DIPPING THE FLAG. [Newspaper Article] — West Wimmera Mail and Natimuk Advertiser — 24 July 1914
DIPPING THE FLAG. The salutation given when a vessel lowers or "dips" its flag is one of the oldest and most honourable of all forms of marine greeting. This form of salute has always been demanded by English-speaking seamen, and its exaction has warmed up the hearts and used up the pow der of generations of naval comman ders. In the old days, for a foreign ship, whether merchant or naval, to enter an English port without veiling top sails or dipping its national flag was to run the risk of war, although the profoundest peace existed. Without warning or, argument, the shore defences of a man-of-war would send a round shot across the bows or between the masts of the foreign er, and if the offending flag did* not instantly come down the insolent in truder was brought to her senses by being raked through and through. Such was the reception accQrded by Sir John Hawkins in the sixteenth century to the . Spanish admiral who, in time of peace, sailed into Ports mouth Sound withodt veiling....

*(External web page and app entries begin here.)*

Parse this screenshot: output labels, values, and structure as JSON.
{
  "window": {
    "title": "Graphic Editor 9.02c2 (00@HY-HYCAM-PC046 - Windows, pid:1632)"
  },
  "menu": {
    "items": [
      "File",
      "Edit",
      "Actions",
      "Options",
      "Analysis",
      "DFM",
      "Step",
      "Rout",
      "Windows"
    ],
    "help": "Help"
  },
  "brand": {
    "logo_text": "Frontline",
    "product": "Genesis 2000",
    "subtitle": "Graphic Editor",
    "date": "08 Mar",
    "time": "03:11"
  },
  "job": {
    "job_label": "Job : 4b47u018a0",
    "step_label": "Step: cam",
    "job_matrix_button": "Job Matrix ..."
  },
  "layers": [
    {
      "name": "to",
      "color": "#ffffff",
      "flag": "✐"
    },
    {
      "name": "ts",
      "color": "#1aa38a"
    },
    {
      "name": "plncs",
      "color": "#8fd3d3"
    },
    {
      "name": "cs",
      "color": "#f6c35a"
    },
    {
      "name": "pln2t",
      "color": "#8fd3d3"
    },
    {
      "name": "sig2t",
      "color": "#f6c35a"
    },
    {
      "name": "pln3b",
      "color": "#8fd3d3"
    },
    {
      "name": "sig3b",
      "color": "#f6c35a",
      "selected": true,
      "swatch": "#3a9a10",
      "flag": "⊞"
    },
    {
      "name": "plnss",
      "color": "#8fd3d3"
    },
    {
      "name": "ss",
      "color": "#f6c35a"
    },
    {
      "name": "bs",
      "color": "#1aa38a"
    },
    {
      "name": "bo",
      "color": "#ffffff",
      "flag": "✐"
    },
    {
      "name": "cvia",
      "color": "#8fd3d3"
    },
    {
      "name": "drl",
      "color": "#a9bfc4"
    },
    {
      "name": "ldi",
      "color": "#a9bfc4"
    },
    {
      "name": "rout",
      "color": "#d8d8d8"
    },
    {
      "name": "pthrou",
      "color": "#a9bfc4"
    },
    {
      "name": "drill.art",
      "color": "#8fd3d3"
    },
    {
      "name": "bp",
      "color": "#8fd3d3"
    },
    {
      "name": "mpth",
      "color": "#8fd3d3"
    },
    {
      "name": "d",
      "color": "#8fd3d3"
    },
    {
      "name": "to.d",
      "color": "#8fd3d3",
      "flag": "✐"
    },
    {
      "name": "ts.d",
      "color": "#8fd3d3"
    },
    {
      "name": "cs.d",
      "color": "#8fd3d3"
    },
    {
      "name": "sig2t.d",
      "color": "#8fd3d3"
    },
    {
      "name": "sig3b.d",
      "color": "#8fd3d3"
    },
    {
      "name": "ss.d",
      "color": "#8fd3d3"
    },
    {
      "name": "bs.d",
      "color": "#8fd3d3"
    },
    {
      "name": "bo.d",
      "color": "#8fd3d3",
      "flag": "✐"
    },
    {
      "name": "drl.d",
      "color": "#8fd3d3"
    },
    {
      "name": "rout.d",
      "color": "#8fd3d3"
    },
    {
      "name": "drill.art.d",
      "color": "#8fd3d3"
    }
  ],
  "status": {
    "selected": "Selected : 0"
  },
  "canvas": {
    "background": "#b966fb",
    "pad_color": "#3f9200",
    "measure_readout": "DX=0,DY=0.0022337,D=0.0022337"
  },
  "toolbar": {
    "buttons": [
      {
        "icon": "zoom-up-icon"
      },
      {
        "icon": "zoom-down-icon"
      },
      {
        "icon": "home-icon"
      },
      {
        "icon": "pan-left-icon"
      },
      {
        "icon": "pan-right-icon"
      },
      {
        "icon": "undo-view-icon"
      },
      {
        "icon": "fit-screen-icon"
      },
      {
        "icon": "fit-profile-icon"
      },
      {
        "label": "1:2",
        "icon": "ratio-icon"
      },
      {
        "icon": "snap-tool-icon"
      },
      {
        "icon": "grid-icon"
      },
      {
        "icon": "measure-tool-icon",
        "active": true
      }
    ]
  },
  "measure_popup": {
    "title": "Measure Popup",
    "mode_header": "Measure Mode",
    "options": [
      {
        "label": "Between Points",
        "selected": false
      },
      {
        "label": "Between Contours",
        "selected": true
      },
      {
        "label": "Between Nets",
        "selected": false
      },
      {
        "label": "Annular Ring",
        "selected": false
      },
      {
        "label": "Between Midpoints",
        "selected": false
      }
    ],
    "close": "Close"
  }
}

MINIMAY NOTES [Newspaper Article] — West Wimmera Mail and Natimuk Advertiser — 24 July 1914
MINIf AYNOTES (From onr Correspondent) . &lt;$. . We have been having a spell of. ; dry weather and 3ome veiy severe [frosts have occurred, which consid lerahly retards the . growth of crops ; and grass. Howe'veiv thing;* in gen - eral are looking very wt-ll, and there is a brighter prospect for the coming season The young ladie3 of Minima-y are vhdldi&g(Jiheit' -auuuiilrciviua ball-, to the bachelors on Friday evening, 81st insfc." This, in previous years, has been recognised as one of the most enjoyable soeial functions held in the district, and there is at present every reason to believe that this ball will be quit2 as successful as those held previously. The hon. sees., Misses M. Cross and M Carracher, and i he committee are working hard to have all arrangements in order by that date, and given fine weather the dancers should be well -provided for. The deputation representing the Minimay and Booroopki Kailwav League left for Melbourne on Tues day last, where they...